ME, MY BROTHER, AND A ’73 CHEVY CONVERTIBLE: AN ALL-AMERICAN ROAD TRIP
First, the car: a 1973 Chevrolet Caprice Classic convertible with a midnight blue body and a snowcap white top. It featured a white leather interior and a thin, oversized wheel that they don’t make anymore—the kind that makes you want to lean back a little bit more, roll down the window, relax your grip, and settle in for a long drive.
It had spent its life under my grandparents’ care in Texas and didn’t sport so much as a scratch. My oldest brother, Patrick, had wanted it from an early age. He waited patiently—years—for that car, and one day in 2003, they told him it was time. It was his, so long as he could pick it up in Houston and drive it home—across five states and nearly 1,500 miles—to northern Virginia. He needed a wingman for this adventure, and so I volunteered.
The drive is roughly twenty-one hours and one you could force in a day, but we wanted to enjoy the car without pushing it too hard. Our Granddad went directly to the AAA offices and printed out our route: we’d go north toward Dallas, through Texarkana, overnight in Memphis—where we’d pause to enjoy barbecue, live music, and, of course, tour Graceland—then head northeast from Nashville and make our way up Virginia via Roanoke. Pat even hoped we’d fit in a detour to the Carolina coast and see the beach along the way.
At the time, I was twenty-three and working my first job out of college. He had just wrapped more than a decade as a professional musician, touring and playing live shows nearly three hundred days out of the year. This type of trip was old hat for him, but for me, driving half the country with my oldest brother in a car like this was something I’d brag about for years to come.

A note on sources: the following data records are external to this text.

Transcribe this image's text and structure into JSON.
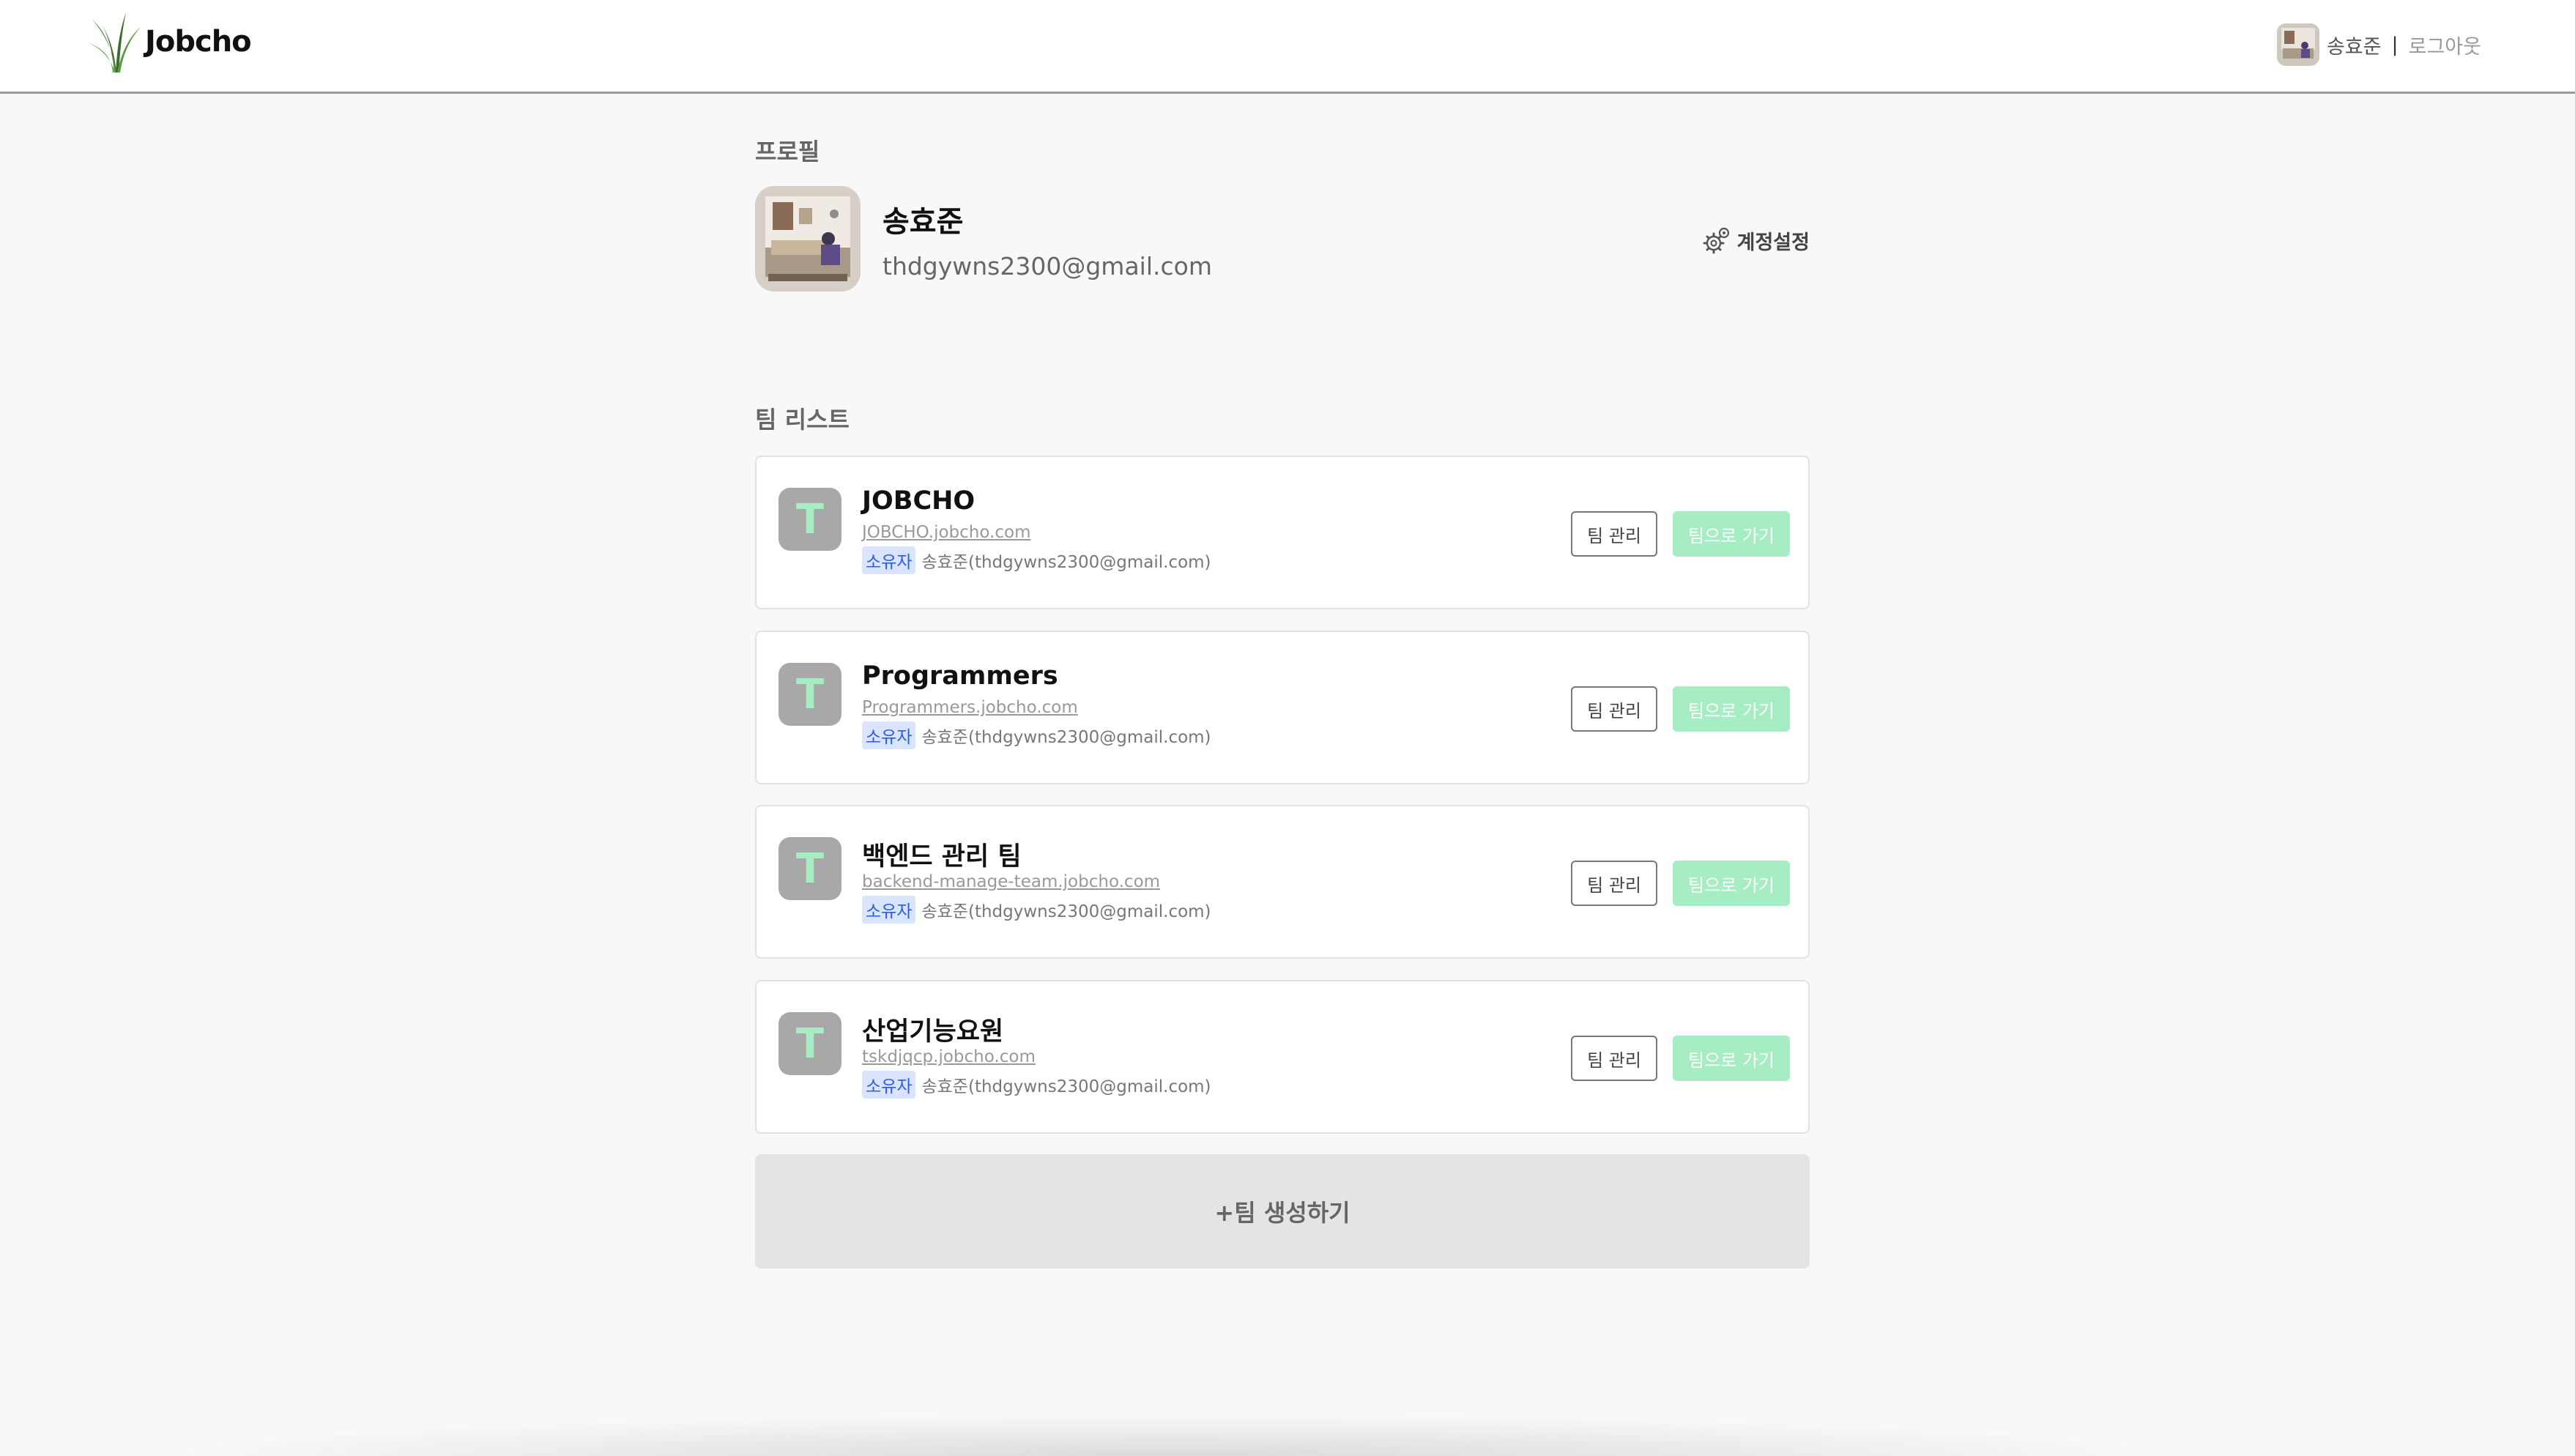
{
  "header": {
    "brand": "Jobcho",
    "user_name": "송효준",
    "separator": "|",
    "logout_label": "로그아웃"
  },
  "profile": {
    "section_title": "프로필",
    "name": "송효준",
    "email": "thdgywns2300@gmail.com",
    "settings_label": "계정설정"
  },
  "teams": {
    "section_title": "팀 리스트",
    "manage_label": "팀 관리",
    "go_label": "팀으로 가기",
    "owner_badge": "소유자",
    "items": [
      {
        "initial": "T",
        "name": "JOBCHO",
        "domain": "JOBCHO.jobcho.com",
        "owner": "송효준(thdgywns2300@gmail.com)"
      },
      {
        "initial": "T",
        "name": "Programmers",
        "domain": "Programmers.jobcho.com",
        "owner": "송효준(thdgywns2300@gmail.com)"
      },
      {
        "initial": "T",
        "name": "백엔드 관리 팀",
        "domain": "backend-manage-team.jobcho.com",
        "owner": "송효준(thdgywns2300@gmail.com)"
      },
      {
        "initial": "T",
        "name": "산업기능요원",
        "domain": "tskdjqcp.jobcho.com",
        "owner": "송효준(thdgywns2300@gmail.com)"
      }
    ],
    "create_label": "+팀 생성하기"
  },
  "colors": {
    "accent_green": "#a7edc4",
    "owner_badge_bg": "#d9e4ff",
    "owner_badge_text": "#2d5be3",
    "team_icon_bg": "#a8a8a8"
  }
}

Since my vacation days were tight, we had to pack in the family visit in Houston and drive the car back over a long weekend. Yet the morning we were set to leave, Hurricane Isabel entered the DC area and wreaked havoc on flight delays. We arrived late by nearly a day, truncating our already-tight itinerary.
I started to do the math: We’d either have to cut short our family visit or skimp on driving time. I didn’t want to do either. Pat, however, was no stranger to travel mishaps. He just shrugged. “Honey, it’s going to work out the way it’s going to work out,” was his general response.
To be sure, even a flight delay couldn’t level the fun. No visit to Houston would go without some quality time with our grandparents as well as the chance to see our aunts, uncles, and cousins who also live out there. I was finally at the age where I could enjoy Granddad’s nightly gin and tonic hour (to this day, one of the best G&Ts I’ve ever had). There would be a meal at Brennan’s, an outing for Tex-Mex, and most definitely a night where Granddad fired up the grill for Texas steaks. That was our final night, our last feast to protein-load before taking off.
We pulled out of their driveway the next morning toting a cooler Gram had packed full of sandwiches and snacks. Even with a long drive ahead, cruising the South with Pat would be effortless and fun. He knew how to pass time on the road—making up games to span the hours, leaning into the joys of being beholden to the whims of intermittent radio connections.
I was nervous to drive the car, convinced the odds of something happening to it were in my favor while I was behind the wheel. But Pat gave me my first harmonica and my first keyboard. He taught me how to make pie crusts from scratch and gave me my first pocketknife; he was all for having me take my shifts.
I have a great driving record, but he still taught me things like how to be helpful to truck drivers—flashing your lights so they know they can move into your lane, keeping a safe distance from them before switching lanes yourself. Even from the confines of a car he’s charismatic; I remember getting waves from other drivers regularly along the way.
As we neared Memphis, Pat laid out our game plan. He had toured there before and was excited to return. We’d see the famous duck walk at the Peabody Hotel; grab barbecue at Rendezvous, one of his favorites; and, of course, cap the stop with a visit to Graceland.
We rolled into town high on anticipation—until we walked up to the restaurant, ravenous for lunch, to find it empty. “Did it close down completely?” I asked, confused.
“No,” he said slowly, something dawning on him. “It’s Sunday.” We ended up eating elsewhere nearby, though I don’t remember much about the meal. I was already worried about what else might be closed. Sure enough, Graceland wasn’t doing tours. But when you’re traveling with someone used to last-minute changes, you can trust that they’ll negotiate new plans on the fly. We walked around the grounds that were open to the public and goofed off at the gift shop, marveling over the ways you can repurpose Elvis’s image: on bedspreads, thermoses, even soap-on-a-rope (which we bought).
We never made it to the beach for our detour, but we saw horizon-leveling stretches of farms, tumbleweed, the colored peaks of the Blue Ridge Mountains, and even crippling DC-area traffic. The car did great. It still does; it’s parked in his garage today, ready for its next spin.
I asked him about the trip the other day, wondering what he’d have to say about the mishaps: the delayed flights, the missed barbecue, the fact that it seems we never had enough time to fit in all the things we wanted to do. He just smiled.
“Yeah,” he said. “But we still pulled up to Graceland in a ’73 Chevy.”